── Records for the task ──

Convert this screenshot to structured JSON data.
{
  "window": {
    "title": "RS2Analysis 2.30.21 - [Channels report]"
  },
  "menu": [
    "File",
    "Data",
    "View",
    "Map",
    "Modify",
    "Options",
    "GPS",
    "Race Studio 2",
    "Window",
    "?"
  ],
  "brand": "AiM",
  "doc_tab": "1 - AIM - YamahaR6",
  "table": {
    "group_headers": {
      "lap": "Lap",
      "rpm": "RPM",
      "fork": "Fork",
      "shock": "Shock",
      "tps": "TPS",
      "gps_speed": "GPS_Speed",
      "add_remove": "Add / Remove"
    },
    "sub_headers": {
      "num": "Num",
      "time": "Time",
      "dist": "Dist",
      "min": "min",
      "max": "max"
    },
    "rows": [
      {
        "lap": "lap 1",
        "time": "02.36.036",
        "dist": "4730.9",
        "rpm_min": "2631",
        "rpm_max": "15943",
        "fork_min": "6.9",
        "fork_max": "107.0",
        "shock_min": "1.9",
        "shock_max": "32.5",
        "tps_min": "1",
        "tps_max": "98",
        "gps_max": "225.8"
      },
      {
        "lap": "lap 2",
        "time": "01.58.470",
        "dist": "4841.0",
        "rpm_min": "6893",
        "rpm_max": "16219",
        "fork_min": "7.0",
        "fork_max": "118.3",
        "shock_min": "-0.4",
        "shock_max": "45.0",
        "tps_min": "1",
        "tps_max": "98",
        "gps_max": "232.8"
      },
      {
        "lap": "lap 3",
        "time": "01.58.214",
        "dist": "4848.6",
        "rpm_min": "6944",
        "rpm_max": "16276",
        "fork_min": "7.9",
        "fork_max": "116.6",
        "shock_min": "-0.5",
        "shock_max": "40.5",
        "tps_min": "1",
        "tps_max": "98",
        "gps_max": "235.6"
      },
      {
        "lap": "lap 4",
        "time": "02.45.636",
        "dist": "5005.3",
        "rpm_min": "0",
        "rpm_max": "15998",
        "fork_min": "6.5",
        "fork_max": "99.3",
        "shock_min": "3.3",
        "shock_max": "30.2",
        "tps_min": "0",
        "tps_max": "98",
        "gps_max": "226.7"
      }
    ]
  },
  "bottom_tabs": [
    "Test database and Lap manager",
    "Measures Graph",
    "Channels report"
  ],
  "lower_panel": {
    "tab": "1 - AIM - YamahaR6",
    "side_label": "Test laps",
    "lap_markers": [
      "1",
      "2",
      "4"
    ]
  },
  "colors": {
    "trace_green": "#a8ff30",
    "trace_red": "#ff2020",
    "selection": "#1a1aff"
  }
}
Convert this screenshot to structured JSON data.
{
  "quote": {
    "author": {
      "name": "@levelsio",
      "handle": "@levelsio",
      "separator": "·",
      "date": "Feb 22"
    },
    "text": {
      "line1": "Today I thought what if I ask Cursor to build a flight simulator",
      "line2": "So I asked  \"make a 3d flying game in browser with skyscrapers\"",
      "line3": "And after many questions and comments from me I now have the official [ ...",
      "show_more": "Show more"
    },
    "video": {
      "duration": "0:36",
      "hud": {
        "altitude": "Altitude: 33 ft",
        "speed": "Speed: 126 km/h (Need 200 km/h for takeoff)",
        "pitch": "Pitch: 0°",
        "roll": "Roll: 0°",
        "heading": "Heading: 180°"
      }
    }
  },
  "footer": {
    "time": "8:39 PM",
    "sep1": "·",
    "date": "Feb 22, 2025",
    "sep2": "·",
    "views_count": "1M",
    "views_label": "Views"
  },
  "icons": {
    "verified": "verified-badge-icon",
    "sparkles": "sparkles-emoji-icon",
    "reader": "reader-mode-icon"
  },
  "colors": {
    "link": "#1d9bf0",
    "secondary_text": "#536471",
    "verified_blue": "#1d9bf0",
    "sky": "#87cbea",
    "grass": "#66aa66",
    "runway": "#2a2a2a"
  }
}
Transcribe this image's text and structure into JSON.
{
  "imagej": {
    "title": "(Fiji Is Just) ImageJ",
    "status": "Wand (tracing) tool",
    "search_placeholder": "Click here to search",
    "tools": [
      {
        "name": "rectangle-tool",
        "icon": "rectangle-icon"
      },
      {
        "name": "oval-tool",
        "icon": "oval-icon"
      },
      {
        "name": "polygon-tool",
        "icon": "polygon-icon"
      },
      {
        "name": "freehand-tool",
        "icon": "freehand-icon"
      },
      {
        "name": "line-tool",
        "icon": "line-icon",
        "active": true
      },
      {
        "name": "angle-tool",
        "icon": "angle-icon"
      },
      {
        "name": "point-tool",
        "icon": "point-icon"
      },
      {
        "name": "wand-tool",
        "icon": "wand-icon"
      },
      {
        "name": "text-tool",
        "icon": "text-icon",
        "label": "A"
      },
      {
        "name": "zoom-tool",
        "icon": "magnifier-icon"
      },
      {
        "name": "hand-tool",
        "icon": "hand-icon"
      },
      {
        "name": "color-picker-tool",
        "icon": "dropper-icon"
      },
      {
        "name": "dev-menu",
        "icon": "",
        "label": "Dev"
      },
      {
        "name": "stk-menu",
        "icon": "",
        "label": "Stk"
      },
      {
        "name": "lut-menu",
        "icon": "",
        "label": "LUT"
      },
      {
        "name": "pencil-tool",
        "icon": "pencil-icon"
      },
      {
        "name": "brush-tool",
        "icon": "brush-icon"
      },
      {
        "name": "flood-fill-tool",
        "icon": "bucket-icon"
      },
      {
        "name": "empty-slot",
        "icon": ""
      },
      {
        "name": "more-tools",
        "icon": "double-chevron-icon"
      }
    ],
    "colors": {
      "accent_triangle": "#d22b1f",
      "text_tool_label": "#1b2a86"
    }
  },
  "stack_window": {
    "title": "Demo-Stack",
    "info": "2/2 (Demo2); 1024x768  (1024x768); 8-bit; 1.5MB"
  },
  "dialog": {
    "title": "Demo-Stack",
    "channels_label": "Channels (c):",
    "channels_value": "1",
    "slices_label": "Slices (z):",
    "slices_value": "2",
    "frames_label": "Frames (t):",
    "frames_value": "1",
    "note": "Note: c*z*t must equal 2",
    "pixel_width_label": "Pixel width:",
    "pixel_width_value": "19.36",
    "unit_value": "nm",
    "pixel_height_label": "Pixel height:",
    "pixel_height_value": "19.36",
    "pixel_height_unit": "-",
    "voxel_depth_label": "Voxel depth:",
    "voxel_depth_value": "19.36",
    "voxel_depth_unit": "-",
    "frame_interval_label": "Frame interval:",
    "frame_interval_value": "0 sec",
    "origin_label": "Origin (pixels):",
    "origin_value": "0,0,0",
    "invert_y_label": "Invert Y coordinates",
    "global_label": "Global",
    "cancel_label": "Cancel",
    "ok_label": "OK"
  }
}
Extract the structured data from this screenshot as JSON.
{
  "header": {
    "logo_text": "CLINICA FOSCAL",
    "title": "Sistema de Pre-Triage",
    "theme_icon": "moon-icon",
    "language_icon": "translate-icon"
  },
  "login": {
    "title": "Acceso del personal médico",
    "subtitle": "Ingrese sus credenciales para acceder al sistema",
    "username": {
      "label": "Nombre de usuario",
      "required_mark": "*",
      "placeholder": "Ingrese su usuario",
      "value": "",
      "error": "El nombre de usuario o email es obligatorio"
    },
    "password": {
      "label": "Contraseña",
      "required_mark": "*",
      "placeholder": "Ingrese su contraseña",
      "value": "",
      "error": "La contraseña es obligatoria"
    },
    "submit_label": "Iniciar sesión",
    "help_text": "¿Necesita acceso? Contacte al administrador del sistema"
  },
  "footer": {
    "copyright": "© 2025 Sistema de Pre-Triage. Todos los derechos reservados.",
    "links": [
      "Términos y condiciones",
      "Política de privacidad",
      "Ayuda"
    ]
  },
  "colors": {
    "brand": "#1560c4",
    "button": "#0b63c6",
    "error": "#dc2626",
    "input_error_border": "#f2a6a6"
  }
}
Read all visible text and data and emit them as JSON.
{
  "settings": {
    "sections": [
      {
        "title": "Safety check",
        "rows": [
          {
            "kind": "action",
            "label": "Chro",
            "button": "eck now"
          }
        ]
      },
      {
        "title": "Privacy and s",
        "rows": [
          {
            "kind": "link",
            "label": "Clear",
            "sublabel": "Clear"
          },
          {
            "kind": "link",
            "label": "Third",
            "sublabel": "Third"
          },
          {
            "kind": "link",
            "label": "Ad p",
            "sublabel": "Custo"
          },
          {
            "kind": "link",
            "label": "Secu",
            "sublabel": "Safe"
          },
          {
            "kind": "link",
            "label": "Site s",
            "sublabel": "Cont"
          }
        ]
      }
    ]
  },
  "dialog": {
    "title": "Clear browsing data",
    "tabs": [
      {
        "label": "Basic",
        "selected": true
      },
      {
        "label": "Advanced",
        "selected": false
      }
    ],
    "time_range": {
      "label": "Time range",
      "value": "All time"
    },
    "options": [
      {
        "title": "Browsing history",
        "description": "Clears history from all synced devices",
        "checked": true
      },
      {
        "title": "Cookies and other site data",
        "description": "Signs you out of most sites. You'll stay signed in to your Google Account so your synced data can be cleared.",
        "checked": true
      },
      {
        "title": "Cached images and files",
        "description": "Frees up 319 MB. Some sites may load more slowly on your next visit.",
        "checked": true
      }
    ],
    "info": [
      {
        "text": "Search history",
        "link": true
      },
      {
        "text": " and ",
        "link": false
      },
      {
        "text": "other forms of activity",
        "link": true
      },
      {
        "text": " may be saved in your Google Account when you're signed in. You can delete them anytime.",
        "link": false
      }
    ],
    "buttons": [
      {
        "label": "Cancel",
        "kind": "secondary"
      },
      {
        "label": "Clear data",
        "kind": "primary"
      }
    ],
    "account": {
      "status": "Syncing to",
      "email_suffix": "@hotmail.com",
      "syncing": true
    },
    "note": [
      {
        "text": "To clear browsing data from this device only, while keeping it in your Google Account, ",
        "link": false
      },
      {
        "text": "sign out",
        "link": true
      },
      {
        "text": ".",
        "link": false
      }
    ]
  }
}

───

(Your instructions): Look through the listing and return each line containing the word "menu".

(Result of this task):
  "menu": [
        "name": "dev-menu",
        "name": "stk-menu",
        "name": "lut-menu",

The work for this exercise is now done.